---- Stored data

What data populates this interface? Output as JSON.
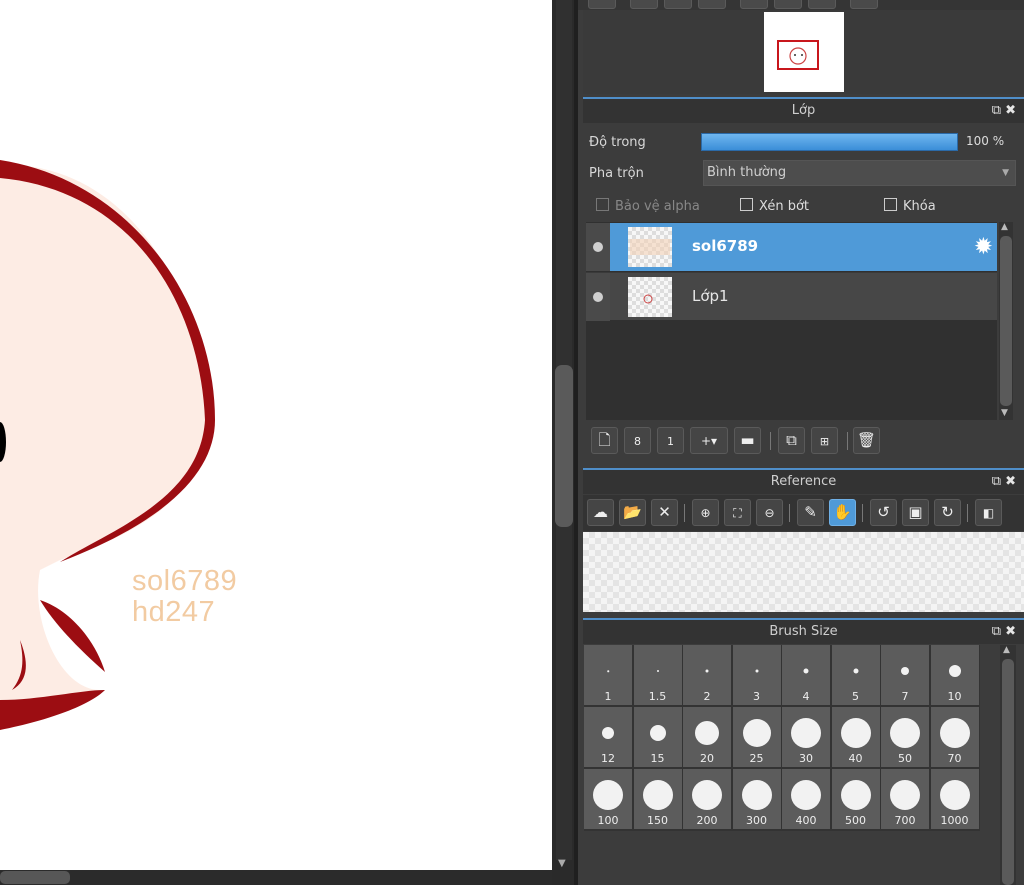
{
  "canvas": {
    "watermark_line1": "sol6789",
    "watermark_line2": "hd247"
  },
  "layer_panel": {
    "title": "Lớp",
    "opacity_label": "Độ trong",
    "opacity_value": "100 %",
    "opacity_fraction": 1.0,
    "blend_label": "Pha trộn",
    "blend_value": "Bình thường",
    "protect_alpha_label": "Bảo vệ alpha",
    "clipping_label": "Xén bớt",
    "lock_label": "Khóa",
    "layers": [
      {
        "name": "sol6789",
        "selected": true
      },
      {
        "name": "Lớp1",
        "selected": false
      }
    ]
  },
  "reference_panel": {
    "title": "Reference"
  },
  "brush_panel": {
    "title": "Brush Size",
    "sizes": [
      "1",
      "1.5",
      "2",
      "3",
      "4",
      "5",
      "7",
      "10",
      "12",
      "15",
      "20",
      "25",
      "30",
      "40",
      "50",
      "70",
      "100",
      "150",
      "200",
      "300",
      "400",
      "500",
      "700",
      "1000"
    ]
  },
  "colors": {
    "accent": "#4f9ad8",
    "stroke_dark_red": "#9c0d12",
    "skin": "#fdece4",
    "watermark": "#f2cba2"
  }
}
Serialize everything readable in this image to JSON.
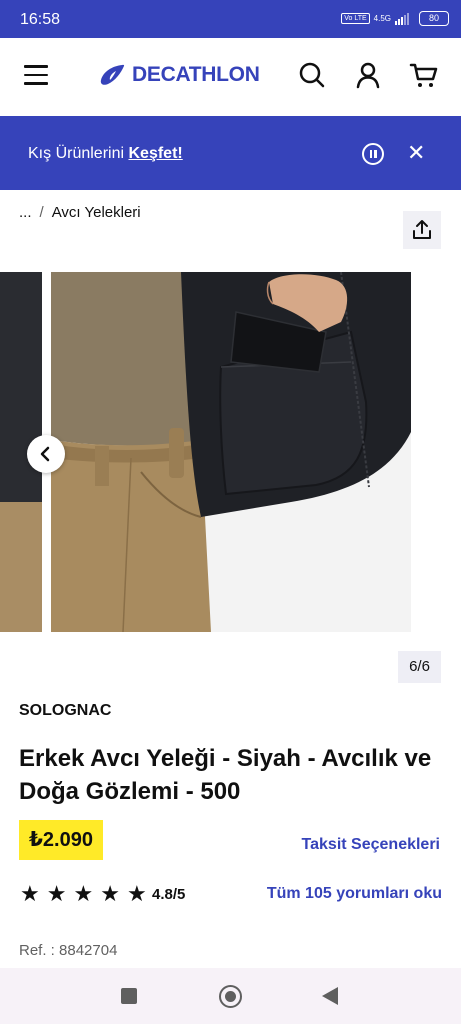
{
  "status_bar": {
    "time": "16:58",
    "volte": "Vo LTE",
    "network": "4.5G",
    "battery": "80"
  },
  "header": {
    "logo_text": "DECATHLON",
    "icons": [
      "menu-icon",
      "search-icon",
      "account-icon",
      "cart-icon"
    ]
  },
  "promo": {
    "text": "Kış Ürünlerini ",
    "link": "Keşfet!"
  },
  "breadcrumb": {
    "ellipsis": "...",
    "separator": "/",
    "current": "Avcı Yelekleri"
  },
  "gallery": {
    "counter": "6/6"
  },
  "product": {
    "brand": "SOLOGNAC",
    "title": "Erkek Avcı Yeleği - Siyah - Avcılık ve Doğa Gözlemi - 500",
    "price": "₺2.090",
    "installments": "Taksit Seçenekleri",
    "stars": 5,
    "rating": "4.8/5",
    "reviews_link": "Tüm 105 yorumları oku",
    "ref": "Ref. : 8842704"
  },
  "colors": {
    "brand_blue": "#3643ba",
    "price_yellow": "#ffea28"
  }
}
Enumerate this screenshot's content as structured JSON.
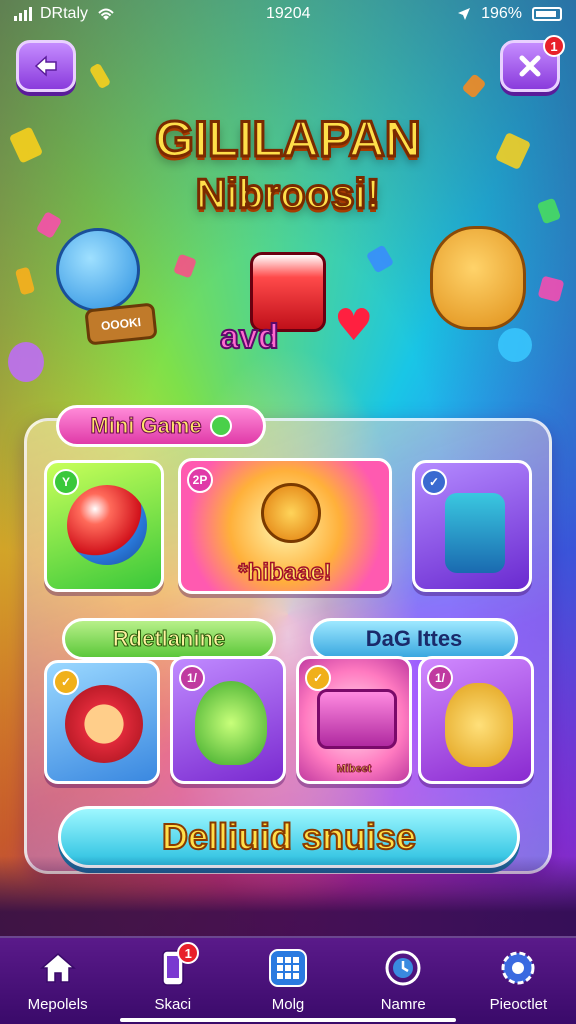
{
  "status_bar": {
    "carrier": "DRtaly",
    "time": "19204",
    "battery": "196%"
  },
  "header": {
    "back_icon": "back-arrow-icon",
    "close_icon": "close-icon",
    "close_badge": "1"
  },
  "title": {
    "line1": "GILILAPAN",
    "line2": "Nibroosi!"
  },
  "hero": {
    "sign_text": "OOOKI",
    "logo_text": "avd"
  },
  "sections": {
    "mini_game_label": "Mini Game",
    "left_label": "Rdetlanine",
    "right_label": "DaG Ittes"
  },
  "cards": {
    "ball_badge": "Y",
    "hibase_badge": "2P",
    "hibase_caption": "*hibaae!",
    "robot_badge": "✓",
    "lion_badge": "✓",
    "dino_badge": "1/",
    "chest_badge": "✓",
    "chest_caption": "Mibeet",
    "bunny_badge": "1/"
  },
  "cta": {
    "label": "Delliuid snuise"
  },
  "nav": {
    "items": [
      {
        "label": "Mepolels",
        "icon": "home-icon"
      },
      {
        "label": "Skaci",
        "icon": "phone-icon",
        "badge": "1"
      },
      {
        "label": "Molg",
        "icon": "grid-icon"
      },
      {
        "label": "Namre",
        "icon": "clock-icon"
      },
      {
        "label": "Pieoctlet",
        "icon": "gear-icon"
      }
    ]
  },
  "colors": {
    "accent_gold": "#ffe04a",
    "panel_border": "#ffffff",
    "nav_bg": "#4a1278",
    "badge_red": "#e8202a"
  }
}
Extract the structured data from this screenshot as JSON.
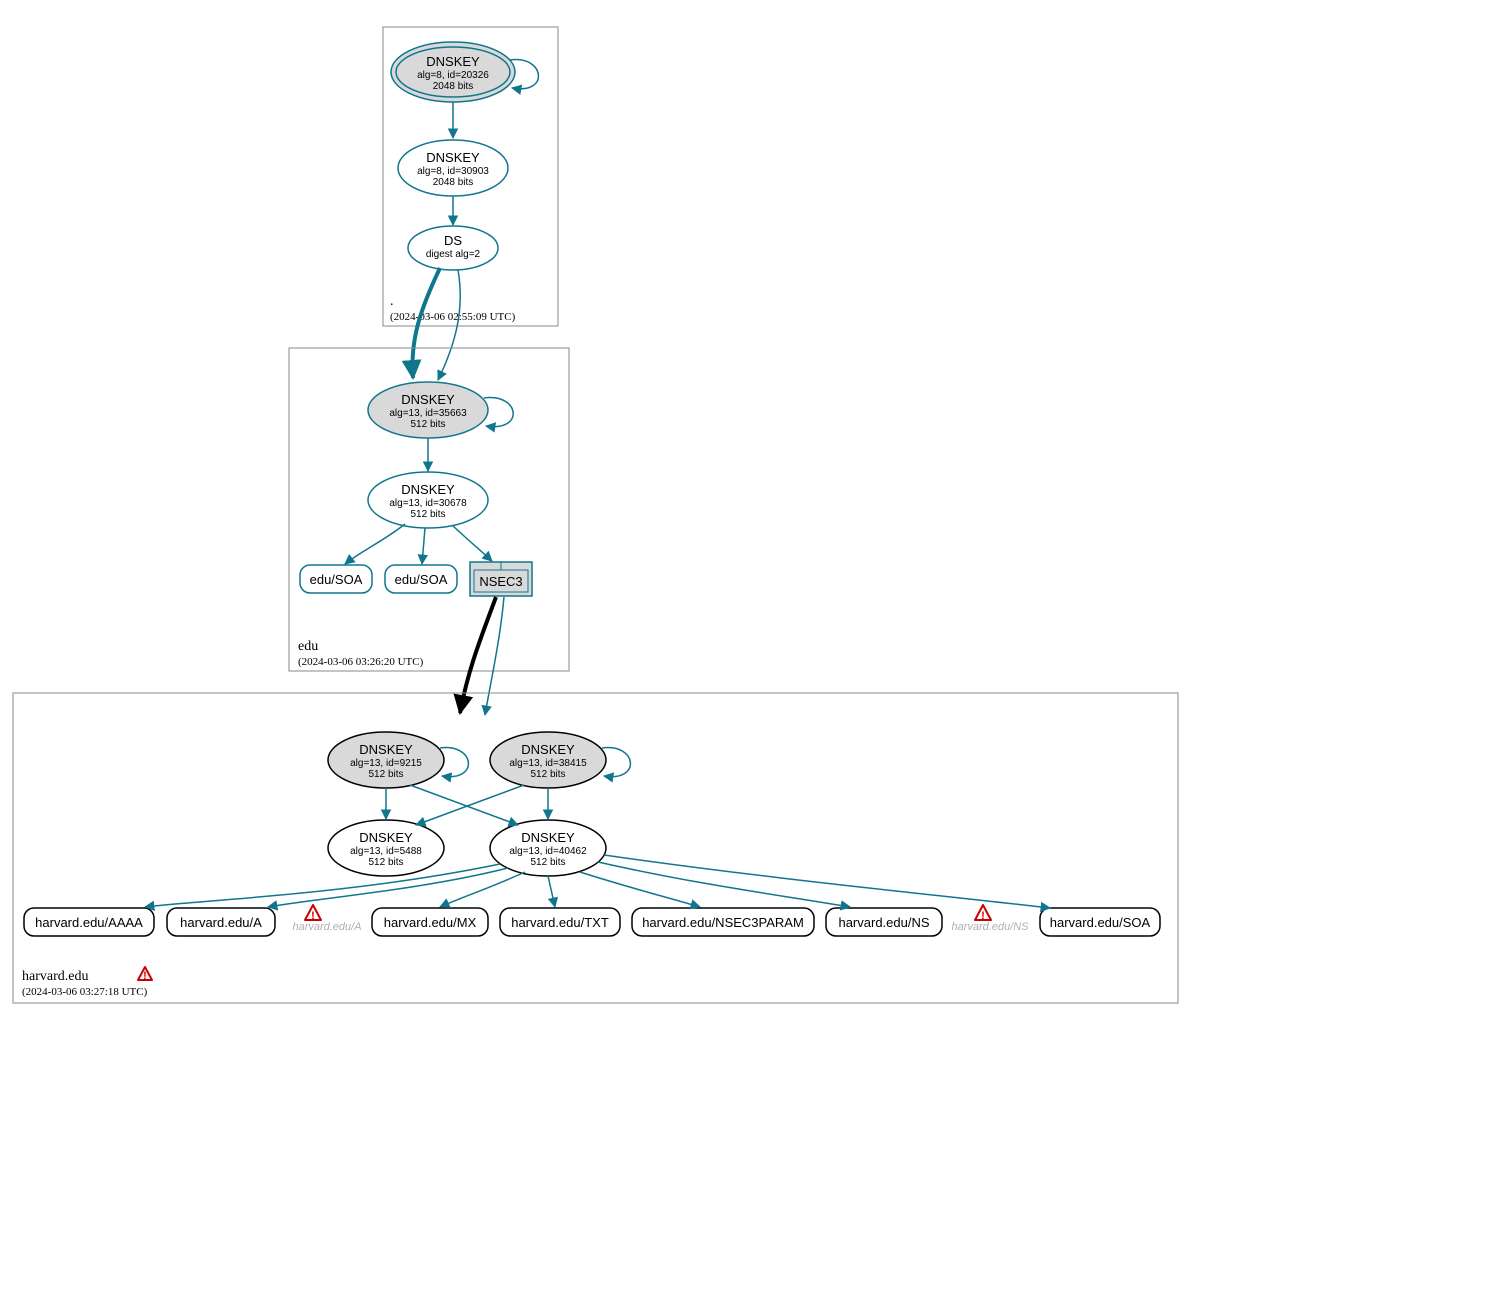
{
  "colors": {
    "teal": "#10768e",
    "gray_fill": "#d9d9d9",
    "warn": "#cc0000"
  },
  "zones": [
    {
      "id": "root",
      "label": ".",
      "timestamp": "(2024-03-06 02:55:09 UTC)",
      "nodes": [
        {
          "id": "root-ksk",
          "type": "ellipse-double",
          "fill": "gray",
          "title": "DNSKEY",
          "sub1": "alg=8, id=20326",
          "sub2": "2048 bits",
          "self_loop": true
        },
        {
          "id": "root-zsk",
          "type": "ellipse",
          "fill": "white",
          "title": "DNSKEY",
          "sub1": "alg=8, id=30903",
          "sub2": "2048 bits"
        },
        {
          "id": "root-ds",
          "type": "ellipse",
          "fill": "white",
          "title": "DS",
          "sub1": "digest alg=2"
        }
      ],
      "edges": [
        {
          "from": "root-ksk",
          "to": "root-zsk"
        },
        {
          "from": "root-zsk",
          "to": "root-ds"
        }
      ]
    },
    {
      "id": "edu",
      "label": "edu",
      "timestamp": "(2024-03-06 03:26:20 UTC)",
      "nodes": [
        {
          "id": "edu-ksk",
          "type": "ellipse",
          "fill": "gray",
          "title": "DNSKEY",
          "sub1": "alg=13, id=35663",
          "sub2": "512 bits",
          "self_loop": true
        },
        {
          "id": "edu-zsk",
          "type": "ellipse",
          "fill": "white",
          "title": "DNSKEY",
          "sub1": "alg=13, id=30678",
          "sub2": "512 bits"
        },
        {
          "id": "edu-soa1",
          "type": "rrect",
          "label": "edu/SOA"
        },
        {
          "id": "edu-soa2",
          "type": "rrect",
          "label": "edu/SOA"
        },
        {
          "id": "edu-nsec3",
          "type": "nsec3",
          "label": "NSEC3"
        }
      ],
      "edges": [
        {
          "from": "edu-ksk",
          "to": "edu-zsk"
        },
        {
          "from": "edu-zsk",
          "to": "edu-soa1"
        },
        {
          "from": "edu-zsk",
          "to": "edu-soa2"
        },
        {
          "from": "edu-zsk",
          "to": "edu-nsec3"
        }
      ]
    },
    {
      "id": "harvard",
      "label": "harvard.edu",
      "timestamp": "(2024-03-06 03:27:18 UTC)",
      "warning": true,
      "nodes": [
        {
          "id": "h-ksk1",
          "type": "ellipse",
          "fill": "gray",
          "stroke": "black",
          "title": "DNSKEY",
          "sub1": "alg=13, id=9215",
          "sub2": "512 bits",
          "self_loop": true
        },
        {
          "id": "h-ksk2",
          "type": "ellipse",
          "fill": "gray",
          "stroke": "black",
          "title": "DNSKEY",
          "sub1": "alg=13, id=38415",
          "sub2": "512 bits",
          "self_loop": true
        },
        {
          "id": "h-zsk1",
          "type": "ellipse",
          "fill": "whiteblack",
          "title": "DNSKEY",
          "sub1": "alg=13, id=5488",
          "sub2": "512 bits"
        },
        {
          "id": "h-zsk2",
          "type": "ellipse",
          "fill": "whiteblack",
          "title": "DNSKEY",
          "sub1": "alg=13, id=40462",
          "sub2": "512 bits"
        },
        {
          "id": "h-aaaa",
          "type": "rrect-black",
          "label": "harvard.edu/AAAA"
        },
        {
          "id": "h-a",
          "type": "rrect-black",
          "label": "harvard.edu/A"
        },
        {
          "id": "h-a-warn",
          "type": "warn",
          "label": "harvard.edu/A"
        },
        {
          "id": "h-mx",
          "type": "rrect-black",
          "label": "harvard.edu/MX"
        },
        {
          "id": "h-txt",
          "type": "rrect-black",
          "label": "harvard.edu/TXT"
        },
        {
          "id": "h-nsec3p",
          "type": "rrect-black",
          "label": "harvard.edu/NSEC3PARAM"
        },
        {
          "id": "h-ns",
          "type": "rrect-black",
          "label": "harvard.edu/NS"
        },
        {
          "id": "h-ns-warn",
          "type": "warn",
          "label": "harvard.edu/NS"
        },
        {
          "id": "h-soa",
          "type": "rrect-black",
          "label": "harvard.edu/SOA"
        }
      ],
      "edges": [
        {
          "from": "h-ksk1",
          "to": "h-zsk1"
        },
        {
          "from": "h-ksk1",
          "to": "h-zsk2"
        },
        {
          "from": "h-ksk2",
          "to": "h-zsk1"
        },
        {
          "from": "h-ksk2",
          "to": "h-zsk2"
        },
        {
          "from": "h-zsk2",
          "to": "h-aaaa"
        },
        {
          "from": "h-zsk2",
          "to": "h-a"
        },
        {
          "from": "h-zsk2",
          "to": "h-mx"
        },
        {
          "from": "h-zsk2",
          "to": "h-txt"
        },
        {
          "from": "h-zsk2",
          "to": "h-nsec3p"
        },
        {
          "from": "h-zsk2",
          "to": "h-ns"
        },
        {
          "from": "h-zsk2",
          "to": "h-soa"
        }
      ]
    }
  ],
  "interzone_edges": [
    {
      "from_zone": "root",
      "to_zone": "edu",
      "from": "root-ds",
      "to": "edu-ksk",
      "style": "bold-teal"
    },
    {
      "from_zone": "root",
      "to_zone": "edu",
      "from": "root-ds",
      "to": "edu-ksk",
      "style": "thin-teal"
    },
    {
      "from_zone": "edu",
      "to_zone": "harvard",
      "from": "edu-nsec3",
      "to": "h-ksk1",
      "style": "bold-black"
    },
    {
      "from_zone": "edu",
      "to_zone": "harvard",
      "from": "edu-nsec3",
      "to": "h-ksk2",
      "style": "thin-teal"
    }
  ]
}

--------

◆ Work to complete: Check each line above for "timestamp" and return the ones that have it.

◆ Expected answer:
      "timestamp": "(2024-03-06 02:55:09 UTC)",
      "timestamp": "(2024-03-06 03:26:20 UTC)",
      "timestamp": "(2024-03-06 03:27:18 UTC)",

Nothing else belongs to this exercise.